Wooden towers set to cut carbon footprint from future wind turbines
In Sweden, power utility major Vattenfall AB and laminated wood engineers Modvion AB have entered into collaboration on using wooden towers for onshore wind turbines, a venture expected to reduce carbon dioxide (CO2) emissions in the manufacturing of wind power by at least 25 percent. Vattenfall will be assessing Modvion's wooden tower for potential use in future wind farms.
Earlier this year Modvion erected Sweden’s first wooden wind power tower. The 30-metre high wooden tower is as strong as steel and was raised on the island of Björkö outside Gothenburg and is being used for research purposes.
During their life cycles, Vattenfall’s wind turbines already have very low levels of climate-impacting emissions. We want to drive those levels down even further.
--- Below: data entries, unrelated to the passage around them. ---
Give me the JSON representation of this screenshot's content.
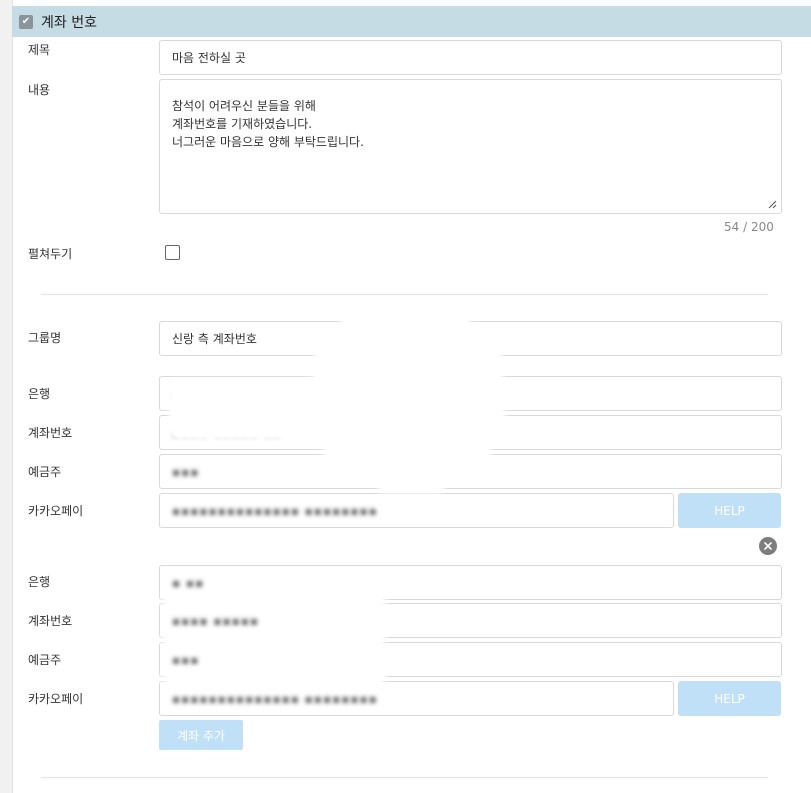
{
  "section": {
    "title": "계좌 번호",
    "checked": true
  },
  "message": {
    "title_label": "제목",
    "title_value": "마음 전하실 곳",
    "content_label": "내용",
    "content_lines": [
      "참석이 어려우신 분들을 위해",
      "계좌번호를 기재하였습니다.",
      "너그러운 마음으로 양해 부탁드립니다."
    ],
    "counter": "54 / 200",
    "expand_label": "펼쳐두기"
  },
  "group": {
    "label": "그룹명",
    "value": "신랑 측 계좌번호"
  },
  "accounts": [
    {
      "bank_label": "은행",
      "bank_value": "▪ ▪▪▪",
      "number_label": "계좌번호",
      "number_value": "▪▪▪▪ ▪▪▪▪▪ ▪▪",
      "holder_label": "예금주",
      "holder_value": "▪▪▪",
      "kakaopay_label": "카카오페이",
      "kakaopay_value": "▪▪▪▪▪▪▪▪▪▪▪▪▪▪ ▪▪▪▪▪▪▪▪",
      "help_label": "HELP"
    },
    {
      "bank_label": "은행",
      "bank_value": "▪ ▪▪",
      "number_label": "계좌번호",
      "number_value": "▪▪▪▪ ▪▪▪▪▪",
      "holder_label": "예금주",
      "holder_value": "▪▪▪",
      "kakaopay_label": "카카오페이",
      "kakaopay_value": "▪▪▪▪▪▪▪▪▪▪▪▪▪▪ ▪▪▪▪▪▪▪▪",
      "help_label": "HELP"
    }
  ],
  "add_account_label": "계좌 추가",
  "colors": {
    "header_bg": "#c6dce5",
    "button_bg": "#bfe0f7",
    "remove_bg": "#7d7d7d"
  }
}
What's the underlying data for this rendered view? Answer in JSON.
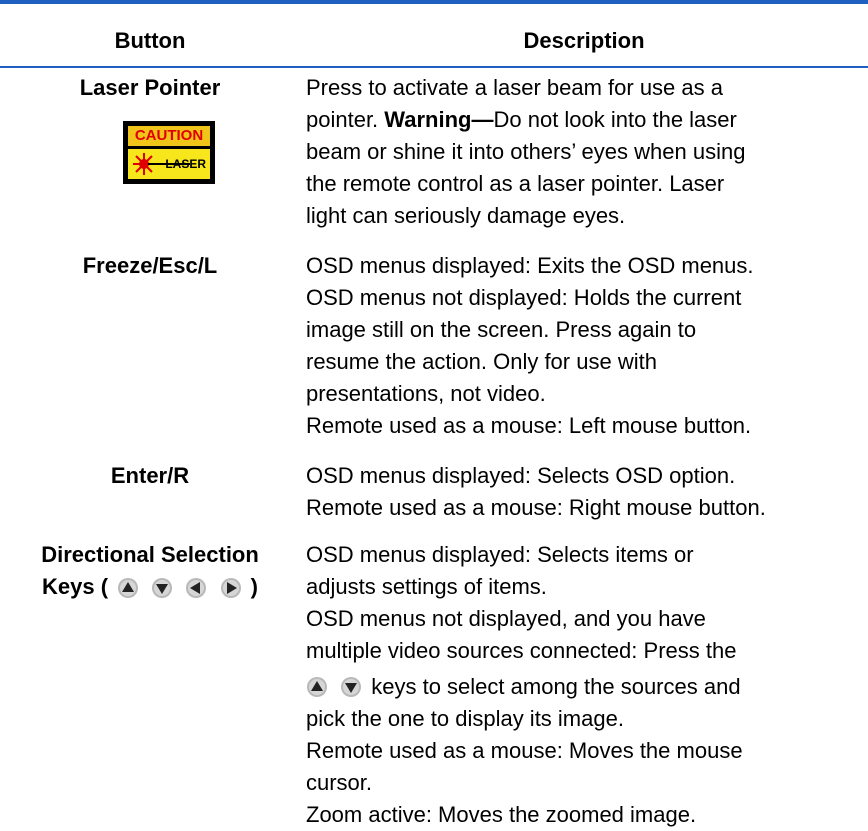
{
  "header": {
    "button": "Button",
    "description": "Description"
  },
  "rows": [
    {
      "button": "Laser Pointer",
      "caution_label": "CAUTION",
      "laser_label": "LASER",
      "desc": [
        "Press to activate a laser beam for use as a",
        "pointer.",
        "Warning—",
        "Do not look into the laser",
        "beam or shine it into others’ eyes when using",
        "the remote control as a laser pointer. Laser",
        "light can seriously damage eyes."
      ]
    },
    {
      "button": "Freeze/Esc/L",
      "desc": [
        "OSD menus displayed: Exits the OSD menus.",
        "OSD menus not displayed: Holds the current",
        "image still on the screen. Press again to",
        "resume the action. Only for use with",
        "presentations, not video.",
        "Remote used as a mouse: Left mouse button."
      ]
    },
    {
      "button": "Enter/R",
      "desc": [
        "OSD menus displayed: Selects OSD option.",
        "Remote used as a mouse: Right mouse button."
      ]
    },
    {
      "button_line1": "Directional Selection",
      "button_line2_prefix": "Keys (",
      "button_line2_suffix": ")",
      "desc": [
        "OSD menus displayed: Selects items or",
        "adjusts settings of items.",
        "OSD menus not displayed, and you have",
        "multiple video sources connected: Press the",
        "keys to select among the sources and",
        "pick the one to display its image.",
        "Remote used as a mouse: Moves the mouse",
        "cursor.",
        "Zoom active: Moves the zoomed image."
      ]
    }
  ],
  "icons": [
    "up-arrow-icon",
    "down-arrow-icon",
    "left-arrow-icon",
    "right-arrow-icon"
  ]
}
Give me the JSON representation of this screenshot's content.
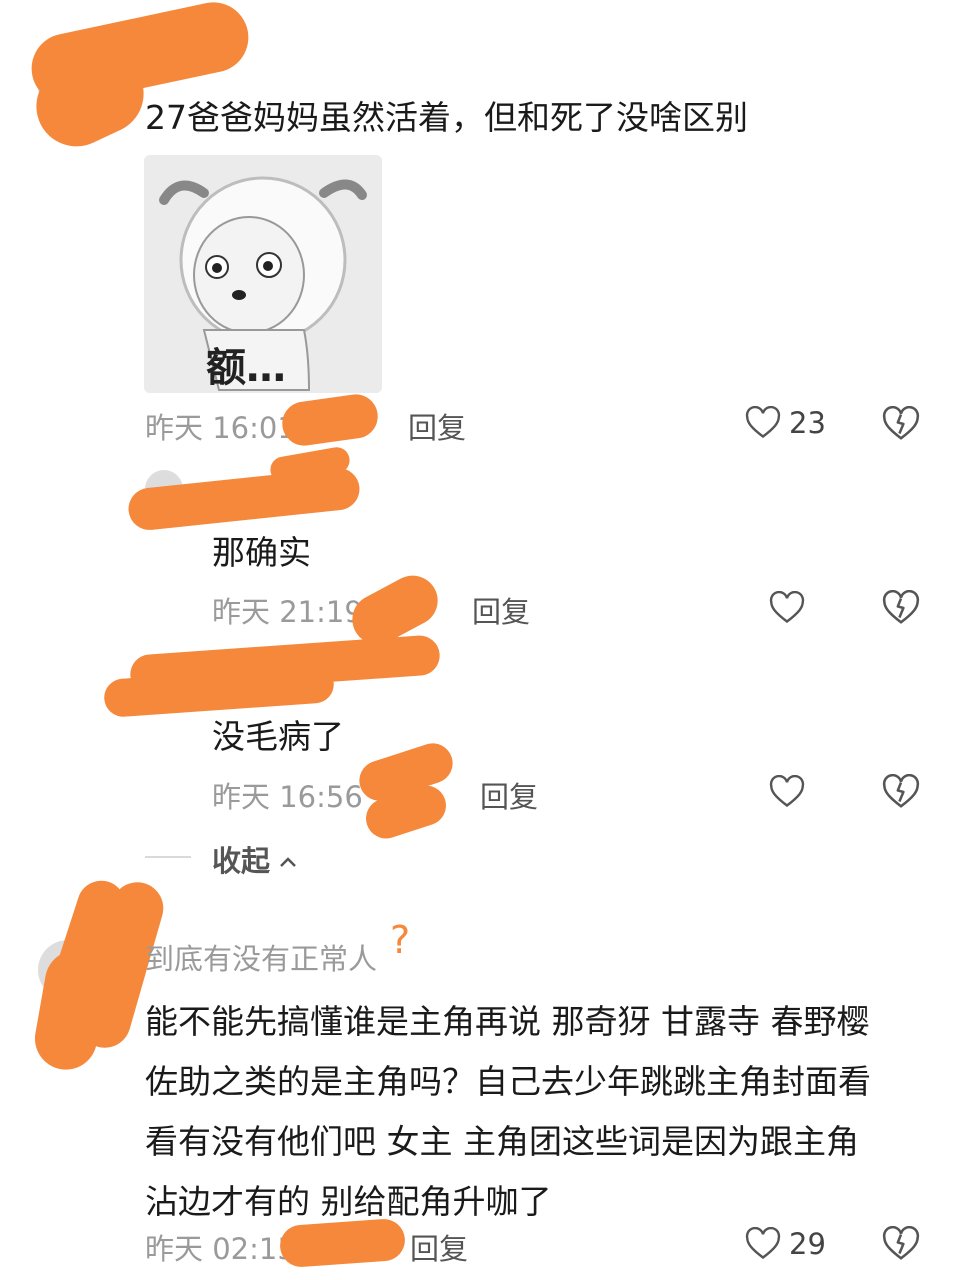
{
  "comments": [
    {
      "text": "27爸爸妈妈虽然活着，但和死了没啥区别",
      "meme_caption": "额…",
      "time": "昨天 16:01",
      "reply_label": "回复",
      "likes": "23"
    },
    {
      "text": "那确实",
      "time": "昨天 21:19",
      "reply_label": "回复"
    },
    {
      "text": "没毛病了",
      "time": "昨天 16:56",
      "reply_label": "回复"
    },
    {
      "username": "到底有没有正常人",
      "text_lines": [
        "能不能先搞懂谁是主角再说 那奇犽 甘露寺 春野樱",
        "佐助之类的是主角吗？自己去少年跳跳主角封面看",
        "看有没有他们吧 女主 主角团这些词是因为跟主角",
        "沾边才有的 别给配角升咖了"
      ],
      "time": "昨天 02:15",
      "reply_label": "回复",
      "likes": "29"
    }
  ],
  "collapse_label": "收起",
  "icons": {
    "like": "heart-outline-icon",
    "dislike": "broken-heart-icon",
    "collapse": "chevron-up-icon"
  },
  "colors": {
    "redaction": "#f5883b"
  }
}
We see that wooden towers can be part of our solution for decreasing our carbon dioxide footprint, which can complement the work we are already doing with fossil-free steel as an example, said Daniel Gustafsson, Vattenfall’s head of land-based wind power development in Sweden.
Emissions reduction and carbon storage
Approximately one-quarter of the climate impact that arises when manufacturing wind turbines comes from the tower, normally constructed of steel and sometimes concrete. Going forward, steel will continue to be used in many parts of the wind turbines, but wooden towers can become an important addition.
By building towers of wood, the carbon dioxide (CO2) emissions caused by manufacturing can be radically reduced, while the CO2 absorbed by trees as they grow is also stored in the wooden towers. In addition, certified sustainable wood raw material is used, which means, among other things, that new trees are planted.
Vattenfall has solid experience in wind energy construction. By working together, we can hasten the development of the next generation of wind farms. With towers made of wood, wind power can potentially become fully climate neutral, said Otto Lundman, CEO of Modvion AB.
Modvion and Vattenfall have signed a Letter of Intent (LoI) to enter into a business development project for evaluating building technology and commercialization with the aim of supplying wooden towers to Vattenfall.
Vattenfall’s portfolio has the potential of approximately 5 GW for projects on land, under development, or in the process of being built on its various markets.
We see great benefits in building wooden towers, not only for the climate but also in lowering the cost of new, renewable electricity generation. We are determined to make fossil-free living happen within one generation and this may be a vital step along the way, said Daniel Gustafsson.